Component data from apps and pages
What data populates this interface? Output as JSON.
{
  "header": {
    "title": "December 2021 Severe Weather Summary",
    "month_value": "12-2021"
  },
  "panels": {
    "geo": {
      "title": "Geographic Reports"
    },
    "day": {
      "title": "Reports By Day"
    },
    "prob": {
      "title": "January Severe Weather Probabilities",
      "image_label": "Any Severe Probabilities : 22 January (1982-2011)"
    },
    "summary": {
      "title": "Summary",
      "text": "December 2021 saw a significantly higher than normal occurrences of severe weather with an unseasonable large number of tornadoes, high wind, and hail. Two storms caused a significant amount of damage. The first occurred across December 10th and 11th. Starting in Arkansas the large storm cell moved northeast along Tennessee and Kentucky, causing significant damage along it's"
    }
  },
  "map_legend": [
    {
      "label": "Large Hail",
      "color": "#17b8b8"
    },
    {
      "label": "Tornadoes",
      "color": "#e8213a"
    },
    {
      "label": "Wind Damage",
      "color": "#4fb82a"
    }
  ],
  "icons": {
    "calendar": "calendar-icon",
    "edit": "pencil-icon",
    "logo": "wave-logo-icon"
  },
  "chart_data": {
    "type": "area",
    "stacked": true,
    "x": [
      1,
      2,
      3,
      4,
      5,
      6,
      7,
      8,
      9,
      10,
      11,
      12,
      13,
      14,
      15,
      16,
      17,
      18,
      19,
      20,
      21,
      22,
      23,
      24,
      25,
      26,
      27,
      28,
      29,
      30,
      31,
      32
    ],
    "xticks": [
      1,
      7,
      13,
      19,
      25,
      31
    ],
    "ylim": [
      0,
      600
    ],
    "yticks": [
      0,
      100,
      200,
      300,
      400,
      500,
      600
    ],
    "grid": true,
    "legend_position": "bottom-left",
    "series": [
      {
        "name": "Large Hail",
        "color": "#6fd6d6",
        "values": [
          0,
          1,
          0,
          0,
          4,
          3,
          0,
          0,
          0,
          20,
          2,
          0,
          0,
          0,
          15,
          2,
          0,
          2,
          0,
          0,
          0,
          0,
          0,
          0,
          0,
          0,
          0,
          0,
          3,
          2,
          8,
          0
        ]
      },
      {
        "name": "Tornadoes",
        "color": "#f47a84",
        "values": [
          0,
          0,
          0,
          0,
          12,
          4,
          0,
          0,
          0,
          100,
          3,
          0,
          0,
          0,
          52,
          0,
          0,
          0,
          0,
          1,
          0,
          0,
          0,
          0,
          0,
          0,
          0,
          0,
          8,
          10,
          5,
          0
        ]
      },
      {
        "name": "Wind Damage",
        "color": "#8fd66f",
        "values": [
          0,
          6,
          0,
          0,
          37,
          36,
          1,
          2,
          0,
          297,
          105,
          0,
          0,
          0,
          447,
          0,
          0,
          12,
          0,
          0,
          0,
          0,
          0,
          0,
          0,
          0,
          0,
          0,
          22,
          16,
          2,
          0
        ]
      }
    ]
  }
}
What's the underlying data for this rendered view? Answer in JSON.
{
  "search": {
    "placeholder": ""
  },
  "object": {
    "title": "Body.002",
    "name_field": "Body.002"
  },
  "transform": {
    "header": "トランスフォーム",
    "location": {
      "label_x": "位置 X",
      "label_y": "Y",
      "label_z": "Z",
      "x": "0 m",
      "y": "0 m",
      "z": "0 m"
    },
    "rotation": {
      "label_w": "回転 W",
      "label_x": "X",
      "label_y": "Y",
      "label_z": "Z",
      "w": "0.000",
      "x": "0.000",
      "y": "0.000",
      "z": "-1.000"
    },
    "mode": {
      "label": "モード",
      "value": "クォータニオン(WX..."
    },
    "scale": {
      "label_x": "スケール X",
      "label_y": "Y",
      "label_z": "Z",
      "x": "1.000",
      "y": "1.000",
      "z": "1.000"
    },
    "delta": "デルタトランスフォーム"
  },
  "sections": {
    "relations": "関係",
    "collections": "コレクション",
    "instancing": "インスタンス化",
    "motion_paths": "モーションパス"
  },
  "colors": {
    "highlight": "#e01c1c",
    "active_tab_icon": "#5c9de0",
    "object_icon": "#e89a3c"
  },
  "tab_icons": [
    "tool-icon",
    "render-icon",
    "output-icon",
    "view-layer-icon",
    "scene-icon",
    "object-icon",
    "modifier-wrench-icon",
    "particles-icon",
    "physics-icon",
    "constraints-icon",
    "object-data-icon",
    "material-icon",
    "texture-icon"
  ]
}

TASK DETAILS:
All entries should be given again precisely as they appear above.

REPLY TO THE EXERCISE:
What data populates this interface? Output as JSON.
{
  "header": {
    "title": "December 2021 Severe Weather Summary",
    "month_value": "12-2021"
  },
  "panels": {
    "geo": {
      "title": "Geographic Reports"
    },
    "day": {
      "title": "Reports By Day"
    },
    "prob": {
      "title": "January Severe Weather Probabilities",
      "image_label": "Any Severe Probabilities : 22 January (1982-2011)"
    },
    "summary": {
      "title": "Summary",
      "text": "December 2021 saw a significantly higher than normal occurrences of severe weather with an unseasonable large number of tornadoes, high wind, and hail. Two storms caused a significant amount of damage. The first occurred across December 10th and 11th. Starting in Arkansas the large storm cell moved northeast along Tennessee and Kentucky, causing significant damage along it's"
    }
  },
  "map_legend": [
    {
      "label": "Large Hail",
      "color": "#17b8b8"
    },
    {
      "label": "Tornadoes",
      "color": "#e8213a"
    },
    {
      "label": "Wind Damage",
      "color": "#4fb82a"
    }
  ],
  "icons": {
    "calendar": "calendar-icon",
    "edit": "pencil-icon",
    "logo": "wave-logo-icon"
  },
  "chart_data": {
    "type": "area",
    "stacked": true,
    "x": [
      1,
      2,
      3,
      4,
      5,
      6,
      7,
      8,
      9,
      10,
      11,
      12,
      13,
      14,
      15,
      16,
      17,
      18,
      19,
      20,
      21,
      22,
      23,
      24,
      25,
      26,
      27,
      28,
      29,
      30,
      31,
      32
    ],
    "xticks": [
      1,
      7,
      13,
      19,
      25,
      31
    ],
    "ylim": [
      0,
      600
    ],
    "yticks": [
      0,
      100,
      200,
      300,
      400,
      500,
      600
    ],
    "grid": true,
    "legend_position": "bottom-left",
    "series": [
      {
        "name": "Large Hail",
        "color": "#6fd6d6",
        "values": [
          0,
          1,
          0,
          0,
          4,
          3,
          0,
          0,
          0,
          20,
          2,
          0,
          0,
          0,
          15,
          2,
          0,
          2,
          0,
          0,
          0,
          0,
          0,
          0,
          0,
          0,
          0,
          0,
          3,
          2,
          8,
          0
        ]
      },
      {
        "name": "Tornadoes",
        "color": "#f47a84",
        "values": [
          0,
          0,
          0,
          0,
          12,
          4,
          0,
          0,
          0,
          100,
          3,
          0,
          0,
          0,
          52,
          0,
          0,
          0,
          0,
          1,
          0,
          0,
          0,
          0,
          0,
          0,
          0,
          0,
          8,
          10,
          5,
          0
        ]
      },
      {
        "name": "Wind Damage",
        "color": "#8fd66f",
        "values": [
          0,
          6,
          0,
          0,
          37,
          36,
          1,
          2,
          0,
          297,
          105,
          0,
          0,
          0,
          447,
          0,
          0,
          12,
          0,
          0,
          0,
          0,
          0,
          0,
          0,
          0,
          0,
          0,
          22,
          16,
          2,
          0
        ]
      }
    ]
  }
}
What's the underlying data for this rendered view? Answer in JSON.
{
  "search": {
    "placeholder": ""
  },
  "object": {
    "title": "Body.002",
    "name_field": "Body.002"
  },
  "transform": {
    "header": "トランスフォーム",
    "location": {
      "label_x": "位置 X",
      "label_y": "Y",
      "label_z": "Z",
      "x": "0 m",
      "y": "0 m",
      "z": "0 m"
    },
    "rotation": {
      "label_w": "回転 W",
      "label_x": "X",
      "label_y": "Y",
      "label_z": "Z",
      "w": "0.000",
      "x": "0.000",
      "y": "0.000",
      "z": "-1.000"
    },
    "mode": {
      "label": "モード",
      "value": "クォータニオン(WX..."
    },
    "scale": {
      "label_x": "スケール X",
      "label_y": "Y",
      "label_z": "Z",
      "x": "1.000",
      "y": "1.000",
      "z": "1.000"
    },
    "delta": "デルタトランスフォーム"
  },
  "sections": {
    "relations": "関係",
    "collections": "コレクション",
    "instancing": "インスタンス化",
    "motion_paths": "モーションパス"
  },
  "colors": {
    "highlight": "#e01c1c",
    "active_tab_icon": "#5c9de0",
    "object_icon": "#e89a3c"
  },
  "tab_icons": [
    "tool-icon",
    "render-icon",
    "output-icon",
    "view-layer-icon",
    "scene-icon",
    "object-icon",
    "modifier-wrench-icon",
    "particles-icon",
    "physics-icon",
    "constraints-icon",
    "object-data-icon",
    "material-icon",
    "texture-icon"
  ]
}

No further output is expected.